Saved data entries
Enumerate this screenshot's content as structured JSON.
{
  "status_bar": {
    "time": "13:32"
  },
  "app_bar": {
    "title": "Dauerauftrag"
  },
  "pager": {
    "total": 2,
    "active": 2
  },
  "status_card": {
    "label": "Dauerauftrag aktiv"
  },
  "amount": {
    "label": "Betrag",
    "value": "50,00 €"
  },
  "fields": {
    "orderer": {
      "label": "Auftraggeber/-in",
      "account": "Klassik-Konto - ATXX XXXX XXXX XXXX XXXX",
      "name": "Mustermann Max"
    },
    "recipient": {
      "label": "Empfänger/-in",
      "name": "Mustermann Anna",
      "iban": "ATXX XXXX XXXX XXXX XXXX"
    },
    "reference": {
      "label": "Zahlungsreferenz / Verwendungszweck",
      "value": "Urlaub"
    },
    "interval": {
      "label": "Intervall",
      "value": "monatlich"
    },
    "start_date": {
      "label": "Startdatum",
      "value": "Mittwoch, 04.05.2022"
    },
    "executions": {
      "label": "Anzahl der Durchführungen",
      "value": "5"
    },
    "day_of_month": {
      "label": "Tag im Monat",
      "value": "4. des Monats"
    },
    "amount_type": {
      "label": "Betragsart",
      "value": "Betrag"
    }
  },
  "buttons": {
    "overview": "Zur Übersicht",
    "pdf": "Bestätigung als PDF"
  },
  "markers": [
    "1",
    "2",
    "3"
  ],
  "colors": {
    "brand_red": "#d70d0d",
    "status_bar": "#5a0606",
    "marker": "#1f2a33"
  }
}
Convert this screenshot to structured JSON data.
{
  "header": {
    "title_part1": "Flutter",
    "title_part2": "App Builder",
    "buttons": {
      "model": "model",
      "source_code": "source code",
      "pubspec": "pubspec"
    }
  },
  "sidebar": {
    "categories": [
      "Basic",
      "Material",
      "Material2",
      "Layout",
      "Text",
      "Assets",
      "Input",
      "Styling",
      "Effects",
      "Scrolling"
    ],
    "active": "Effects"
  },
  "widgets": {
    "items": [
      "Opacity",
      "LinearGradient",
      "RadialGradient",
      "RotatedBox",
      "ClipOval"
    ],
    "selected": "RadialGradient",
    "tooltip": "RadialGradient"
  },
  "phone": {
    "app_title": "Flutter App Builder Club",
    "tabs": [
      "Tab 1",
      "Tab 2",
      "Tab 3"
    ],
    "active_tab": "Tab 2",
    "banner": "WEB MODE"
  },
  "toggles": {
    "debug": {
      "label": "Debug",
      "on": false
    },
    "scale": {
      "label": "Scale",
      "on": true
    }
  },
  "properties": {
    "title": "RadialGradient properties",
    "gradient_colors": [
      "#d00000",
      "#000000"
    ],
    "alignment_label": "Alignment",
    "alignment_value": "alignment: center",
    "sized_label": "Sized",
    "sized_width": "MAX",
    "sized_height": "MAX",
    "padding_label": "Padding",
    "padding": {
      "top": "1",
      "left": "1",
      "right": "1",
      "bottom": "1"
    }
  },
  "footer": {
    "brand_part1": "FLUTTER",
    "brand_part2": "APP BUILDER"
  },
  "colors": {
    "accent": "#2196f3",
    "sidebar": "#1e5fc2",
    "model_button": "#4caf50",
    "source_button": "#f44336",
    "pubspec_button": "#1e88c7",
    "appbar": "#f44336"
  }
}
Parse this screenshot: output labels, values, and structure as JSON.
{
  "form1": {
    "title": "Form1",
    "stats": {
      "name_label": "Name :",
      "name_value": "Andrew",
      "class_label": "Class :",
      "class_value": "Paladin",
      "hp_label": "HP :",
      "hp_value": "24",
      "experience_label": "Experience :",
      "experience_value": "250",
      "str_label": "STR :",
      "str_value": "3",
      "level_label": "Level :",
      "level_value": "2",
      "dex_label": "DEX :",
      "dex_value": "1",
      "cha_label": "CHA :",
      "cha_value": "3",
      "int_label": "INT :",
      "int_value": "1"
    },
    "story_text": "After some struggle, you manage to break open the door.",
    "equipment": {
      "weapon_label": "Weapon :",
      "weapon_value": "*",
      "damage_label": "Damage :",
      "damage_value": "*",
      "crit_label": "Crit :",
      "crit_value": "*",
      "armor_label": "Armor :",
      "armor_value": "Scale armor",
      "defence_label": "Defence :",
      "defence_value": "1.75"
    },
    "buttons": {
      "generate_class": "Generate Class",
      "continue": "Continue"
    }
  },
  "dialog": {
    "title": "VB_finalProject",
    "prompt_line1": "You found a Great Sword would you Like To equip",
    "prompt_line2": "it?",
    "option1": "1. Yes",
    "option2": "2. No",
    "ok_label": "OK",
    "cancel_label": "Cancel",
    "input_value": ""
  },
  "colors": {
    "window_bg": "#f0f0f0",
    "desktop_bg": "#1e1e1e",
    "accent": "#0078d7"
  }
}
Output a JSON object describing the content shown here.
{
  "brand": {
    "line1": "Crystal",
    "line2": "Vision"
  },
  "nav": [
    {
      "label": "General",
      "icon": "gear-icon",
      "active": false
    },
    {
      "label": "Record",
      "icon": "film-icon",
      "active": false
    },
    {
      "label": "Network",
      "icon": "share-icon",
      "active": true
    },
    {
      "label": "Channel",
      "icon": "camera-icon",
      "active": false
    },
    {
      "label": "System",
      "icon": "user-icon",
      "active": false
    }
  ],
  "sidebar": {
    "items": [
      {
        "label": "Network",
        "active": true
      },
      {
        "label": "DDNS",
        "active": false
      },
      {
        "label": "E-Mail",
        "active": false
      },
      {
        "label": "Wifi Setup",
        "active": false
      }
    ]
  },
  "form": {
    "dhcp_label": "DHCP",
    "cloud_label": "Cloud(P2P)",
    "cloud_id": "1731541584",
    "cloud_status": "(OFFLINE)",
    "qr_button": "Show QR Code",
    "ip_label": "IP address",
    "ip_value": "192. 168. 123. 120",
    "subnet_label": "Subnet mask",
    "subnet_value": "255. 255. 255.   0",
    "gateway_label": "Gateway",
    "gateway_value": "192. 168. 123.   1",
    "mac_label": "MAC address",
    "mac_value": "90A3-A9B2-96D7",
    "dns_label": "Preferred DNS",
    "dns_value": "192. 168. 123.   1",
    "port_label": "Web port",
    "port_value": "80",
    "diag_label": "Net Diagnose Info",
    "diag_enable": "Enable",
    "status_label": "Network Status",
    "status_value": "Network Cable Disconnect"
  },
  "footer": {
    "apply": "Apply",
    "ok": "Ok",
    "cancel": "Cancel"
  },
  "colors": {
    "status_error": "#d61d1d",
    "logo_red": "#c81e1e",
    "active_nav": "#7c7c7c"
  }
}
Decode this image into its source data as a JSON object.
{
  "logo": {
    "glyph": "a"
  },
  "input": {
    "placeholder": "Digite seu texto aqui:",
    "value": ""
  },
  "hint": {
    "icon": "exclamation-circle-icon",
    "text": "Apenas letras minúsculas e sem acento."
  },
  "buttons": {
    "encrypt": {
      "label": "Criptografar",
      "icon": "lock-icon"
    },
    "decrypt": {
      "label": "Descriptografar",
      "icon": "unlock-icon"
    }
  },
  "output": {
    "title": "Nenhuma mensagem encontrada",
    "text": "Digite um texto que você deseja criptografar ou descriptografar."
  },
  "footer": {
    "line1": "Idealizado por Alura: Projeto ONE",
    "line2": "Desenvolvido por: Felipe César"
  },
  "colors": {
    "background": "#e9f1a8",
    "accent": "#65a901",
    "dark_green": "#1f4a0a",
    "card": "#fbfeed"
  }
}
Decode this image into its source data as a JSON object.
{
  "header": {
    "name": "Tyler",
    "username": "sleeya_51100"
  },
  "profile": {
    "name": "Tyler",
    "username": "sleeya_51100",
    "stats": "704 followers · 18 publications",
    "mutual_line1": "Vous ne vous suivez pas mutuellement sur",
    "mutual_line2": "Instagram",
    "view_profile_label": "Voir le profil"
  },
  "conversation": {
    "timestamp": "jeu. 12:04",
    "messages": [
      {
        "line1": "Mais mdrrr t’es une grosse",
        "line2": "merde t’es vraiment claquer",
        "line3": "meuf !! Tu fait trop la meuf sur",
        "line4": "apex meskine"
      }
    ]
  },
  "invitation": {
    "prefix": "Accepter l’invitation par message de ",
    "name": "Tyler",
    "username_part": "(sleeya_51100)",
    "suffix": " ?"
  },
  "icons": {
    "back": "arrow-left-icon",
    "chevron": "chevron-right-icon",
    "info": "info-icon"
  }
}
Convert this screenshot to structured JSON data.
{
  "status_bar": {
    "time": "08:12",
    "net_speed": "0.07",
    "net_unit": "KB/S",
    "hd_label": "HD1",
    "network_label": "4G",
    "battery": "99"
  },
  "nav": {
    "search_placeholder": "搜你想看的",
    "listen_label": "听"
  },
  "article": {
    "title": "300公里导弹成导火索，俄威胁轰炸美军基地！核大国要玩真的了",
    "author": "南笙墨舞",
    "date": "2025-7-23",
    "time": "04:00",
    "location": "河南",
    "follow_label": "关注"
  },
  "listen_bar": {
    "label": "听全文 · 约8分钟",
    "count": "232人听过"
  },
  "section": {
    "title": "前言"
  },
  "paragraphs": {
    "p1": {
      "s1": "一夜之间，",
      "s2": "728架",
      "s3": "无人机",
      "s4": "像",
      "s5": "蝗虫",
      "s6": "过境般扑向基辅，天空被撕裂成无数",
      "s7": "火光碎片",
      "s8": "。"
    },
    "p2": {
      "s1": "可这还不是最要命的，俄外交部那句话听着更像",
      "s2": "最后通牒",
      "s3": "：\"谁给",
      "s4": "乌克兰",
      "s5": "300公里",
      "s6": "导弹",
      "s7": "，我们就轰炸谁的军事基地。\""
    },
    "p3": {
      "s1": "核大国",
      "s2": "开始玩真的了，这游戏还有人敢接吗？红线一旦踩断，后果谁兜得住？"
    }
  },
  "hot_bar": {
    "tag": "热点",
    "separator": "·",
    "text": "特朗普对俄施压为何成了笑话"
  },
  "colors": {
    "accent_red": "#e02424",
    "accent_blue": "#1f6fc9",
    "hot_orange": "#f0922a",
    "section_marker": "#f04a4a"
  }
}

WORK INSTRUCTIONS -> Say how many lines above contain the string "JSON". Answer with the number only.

RESPONSE BELOW -> 7